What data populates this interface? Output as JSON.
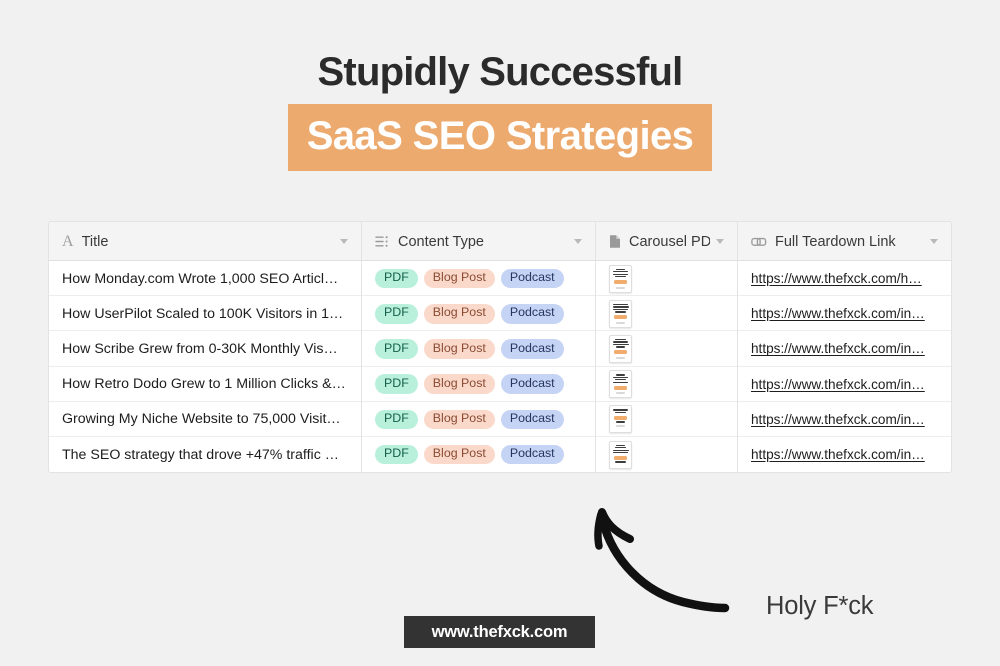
{
  "headline": {
    "line1": "Stupidly Successful",
    "line2": "SaaS SEO Strategies",
    "highlight_color": "#edaa6f",
    "line1_color": "#2b2b2b"
  },
  "table": {
    "columns": [
      {
        "label": "Title",
        "icon": "text-A-icon",
        "has_caret": true
      },
      {
        "label": "Content Type",
        "icon": "multi-select-list-icon",
        "has_caret": true
      },
      {
        "label": "Carousel PDF",
        "icon": "file-document-icon",
        "has_caret": true
      },
      {
        "label": "Full Teardown Link",
        "icon": "link-icon",
        "has_caret": true
      }
    ],
    "tag_colors": {
      "pdf_bg": "#b9f0dc",
      "pdf_text": "#14604a",
      "blog_bg": "#fad9cb",
      "blog_text": "#8a4a32",
      "podcast_bg": "#c5d3f5",
      "podcast_text": "#24365f"
    },
    "rows": [
      {
        "title": "How Monday.com Wrote 1,000 SEO Articl…",
        "tags": [
          "PDF",
          "Blog Post",
          "Podcast"
        ],
        "carousel_pdf": "pdf-thumbnail",
        "link": "https://www.thefxck.com/h…"
      },
      {
        "title": "How UserPilot Scaled to 100K Visitors in 1…",
        "tags": [
          "PDF",
          "Blog Post",
          "Podcast"
        ],
        "carousel_pdf": "pdf-thumbnail",
        "link": "https://www.thefxck.com/in…"
      },
      {
        "title": "How Scribe Grew from 0-30K Monthly Vis…",
        "tags": [
          "PDF",
          "Blog Post",
          "Podcast"
        ],
        "carousel_pdf": "pdf-thumbnail",
        "link": "https://www.thefxck.com/in…"
      },
      {
        "title": "How Retro Dodo Grew to 1 Million Clicks &…",
        "tags": [
          "PDF",
          "Blog Post",
          "Podcast"
        ],
        "carousel_pdf": "pdf-thumbnail",
        "link": "https://www.thefxck.com/in…"
      },
      {
        "title": "Growing My Niche Website to 75,000 Visit…",
        "tags": [
          "PDF",
          "Blog Post",
          "Podcast"
        ],
        "carousel_pdf": "pdf-thumbnail",
        "link": "https://www.thefxck.com/in…"
      },
      {
        "title": "The SEO strategy that drove +47% traffic …",
        "tags": [
          "PDF",
          "Blog Post",
          "Podcast"
        ],
        "carousel_pdf": "pdf-thumbnail",
        "link": "https://www.thefxck.com/in…"
      }
    ]
  },
  "annotation": {
    "arrow": "curved-arrow-up-left",
    "caption": "Holy F*ck"
  },
  "footer": {
    "badge_text": "www.thefxck.com",
    "badge_bg": "#333333"
  }
}
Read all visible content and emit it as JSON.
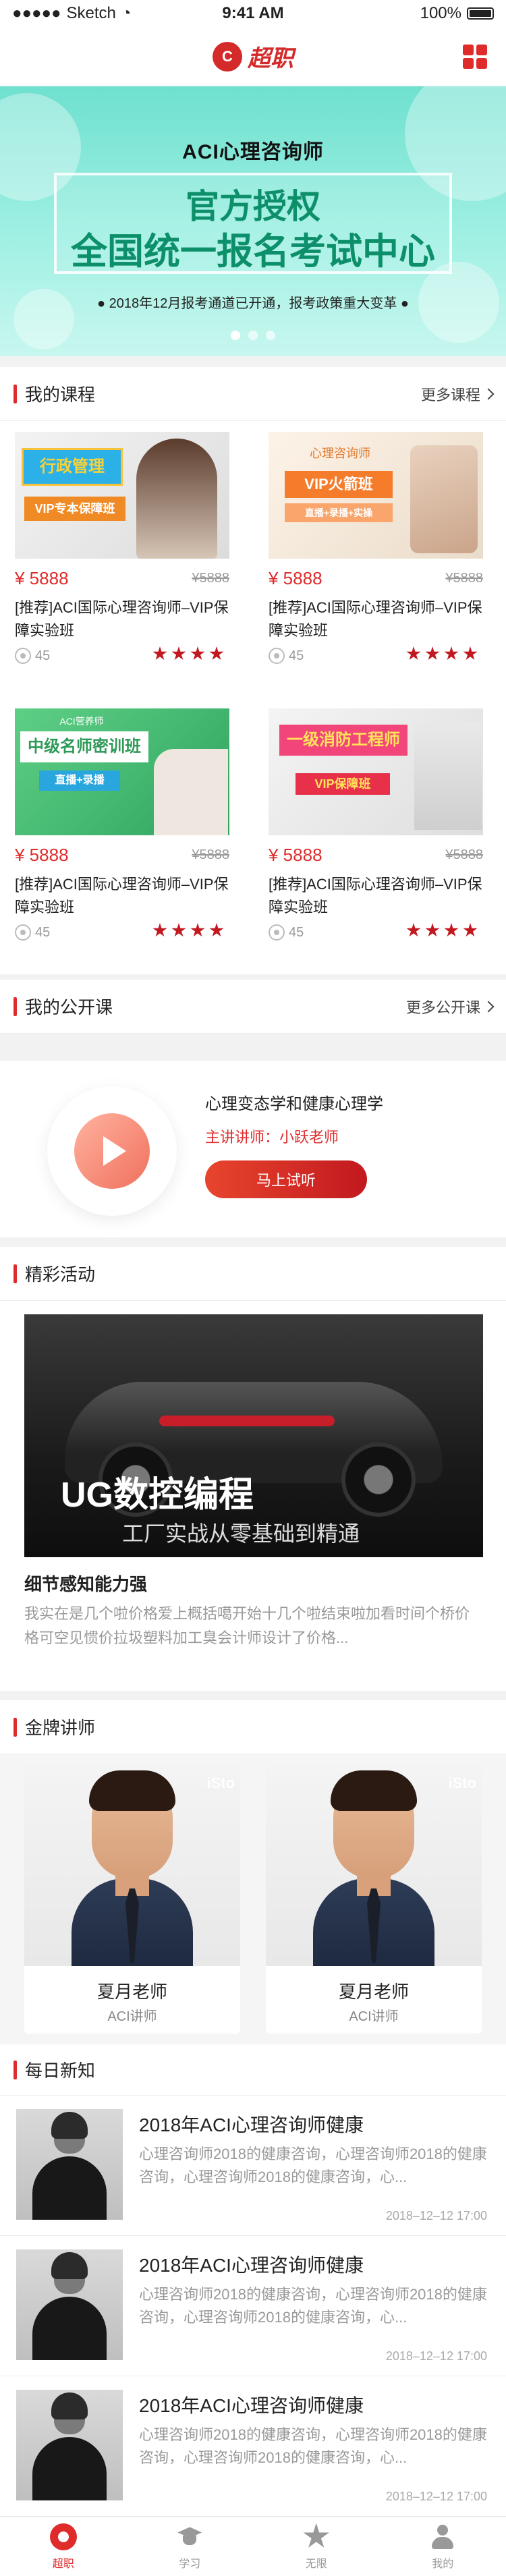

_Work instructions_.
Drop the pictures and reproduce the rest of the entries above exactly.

_Exercise answer_.
What data populates this interface? Output as JSON.
{
  "headline": {
    "line1": "Stupidly Successful",
    "line2": "SaaS SEO Strategies",
    "highlight_color": "#edaa6f",
    "line1_color": "#2b2b2b"
  },
  "table": {
    "columns": [
      {
        "label": "Title",
        "icon": "text-A-icon",
        "has_caret": true
      },
      {
        "label": "Content Type",
        "icon": "multi-select-list-icon",
        "has_caret": true
      },
      {
        "label": "Carousel PDF",
        "icon": "file-document-icon",
        "has_caret": true
      },
      {
        "label": "Full Teardown Link",
        "icon": "link-icon",
        "has_caret": true
      }
    ],
    "tag_colors": {
      "pdf_bg": "#b9f0dc",
      "pdf_text": "#14604a",
      "blog_bg": "#fad9cb",
      "blog_text": "#8a4a32",
      "podcast_bg": "#c5d3f5",
      "podcast_text": "#24365f"
    },
    "rows": [
      {
        "title": "How Monday.com Wrote 1,000 SEO Articl…",
        "tags": [
          "PDF",
          "Blog Post",
          "Podcast"
        ],
        "carousel_pdf": "pdf-thumbnail",
        "link": "https://www.thefxck.com/h…"
      },
      {
        "title": "How UserPilot Scaled to 100K Visitors in 1…",
        "tags": [
          "PDF",
          "Blog Post",
          "Podcast"
        ],
        "carousel_pdf": "pdf-thumbnail",
        "link": "https://www.thefxck.com/in…"
      },
      {
        "title": "How Scribe Grew from 0-30K Monthly Vis…",
        "tags": [
          "PDF",
          "Blog Post",
          "Podcast"
        ],
        "carousel_pdf": "pdf-thumbnail",
        "link": "https://www.thefxck.com/in…"
      },
      {
        "title": "How Retro Dodo Grew to 1 Million Clicks &…",
        "tags": [
          "PDF",
          "Blog Post",
          "Podcast"
        ],
        "carousel_pdf": "pdf-thumbnail",
        "link": "https://www.thefxck.com/in…"
      },
      {
        "title": "Growing My Niche Website to 75,000 Visit…",
        "tags": [
          "PDF",
          "Blog Post",
          "Podcast"
        ],
        "carousel_pdf": "pdf-thumbnail",
        "link": "https://www.thefxck.com/in…"
      },
      {
        "title": "The SEO strategy that drove +47% traffic …",
        "tags": [
          "PDF",
          "Blog Post",
          "Podcast"
        ],
        "carousel_pdf": "pdf-thumbnail",
        "link": "https://www.thefxck.com/in…"
      }
    ]
  },
  "annotation": {
    "arrow": "curved-arrow-up-left",
    "caption": "Holy F*ck"
  },
  "footer": {
    "badge_text": "www.thefxck.com",
    "badge_bg": "#333333"
  }
}
Read all visible content and emit it as JSON.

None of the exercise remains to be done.